As well as disapproving of his lifestyle and his willingness to compromise with the Hollywood money machine – which, with the advent of filmmakers like Steven Spielberg and George Lucas (the two men who handed Scorsese his Oscar), had become more voracious and hostile to the cultural values Cassavetes represented – Cassavetes also began to resent what he saw as Scorsese’s stealing of his ideas, particularly from Minnie and Moscowitz for use in New York, New York.
Ultimately, as Raymond Carney puts it, Cassavetes and Scorsese had by the late 1970s more or less reversed places within the American cinematic pantheon and ‘Cassavetes felt personally betrayed by a man he had considered to be his friend. Scorsese was now too busy to talk to him and Cassavetes felt that, after all he had done to help and encourage the young filmmaker, now that the tables were turned, Scorsese didn’t reciprocate.’
In 1982, Cassavetes approached Scorsese with an idea about a film about filmmaking. Cassavetes would play a director who has a nervous breakdown; Scorsese his assistant. It was, at this point in Cassavetes’ life, Carney says ‘a desperate attempt to get something going in the way of a film.
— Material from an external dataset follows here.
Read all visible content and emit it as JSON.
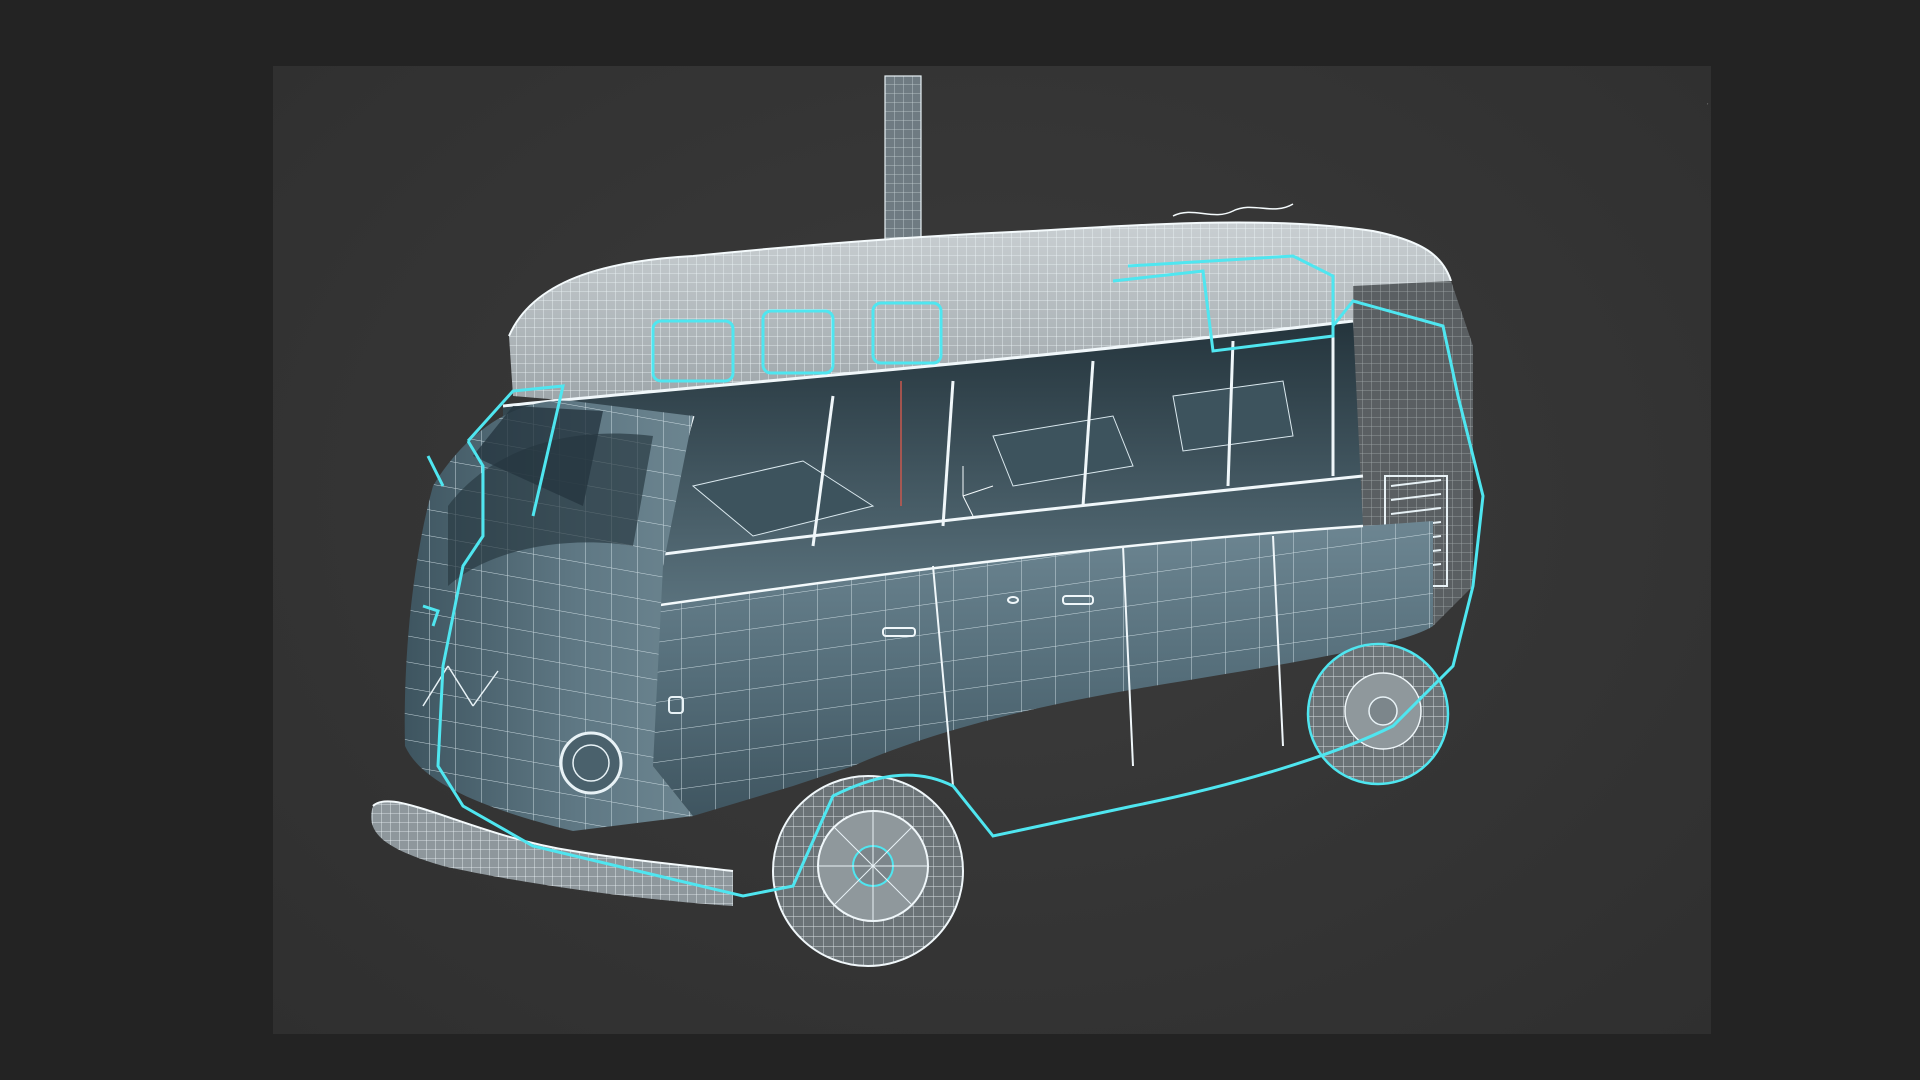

Cassavetes presented Scorsese with the script and made a passionate pitch, but Scorsese turned him down’.
Not that Cassavetes’ sense of betrayal or increasing difficulties getting projects off the ground diminished his desire to create or made him doubt his art or weakened his resistance to prevailing tastes. Cassavetes, like the characters in his films, never quit.
Following a brief venture into theatre, Cassavetes once again managed to attract financial backing for a film project. Cassavetes describes the way he sold Love Streams – Cassavetes’ last film – to the prospective producers: ‘I found myself going to Menachem [Globus] and saying, “We have a story. This absolutely will not make any money. Probably no one will want to see it, but it is a wonderful film”.’
Globus backed Cassavetes, and, indeed, Love Streams, as Cassavetes predicted, didn’t make money, failed to attract an audience, but did turn out to be an extraordinary film, ‘psychologically dangerous, lonely, terrifying’, as Cassavetes says.
While making Love Streams in 1983, Cassavetes was diagnosed with cirrhosis of the liver and given only six months to live; he lived for another six years. As for his relationship with Scorsese, Cassavetes reflected: ‘I’ve watched Marty as the complications in his life grow, and the frustrations grow, and I hope he can survive the mass hysteria of success. Your way of life is a hell of a lot more important than anything else, and by the time you realise what success will do to you, it has taken you away from everything you were saying, doing and enjoying, and thrown you into areas of lawyers and accountants that want your success more than they want your music. I never had that, but I never wanted it.’
Martin Scorsese wanted it and got it, and now he has his Oscar too.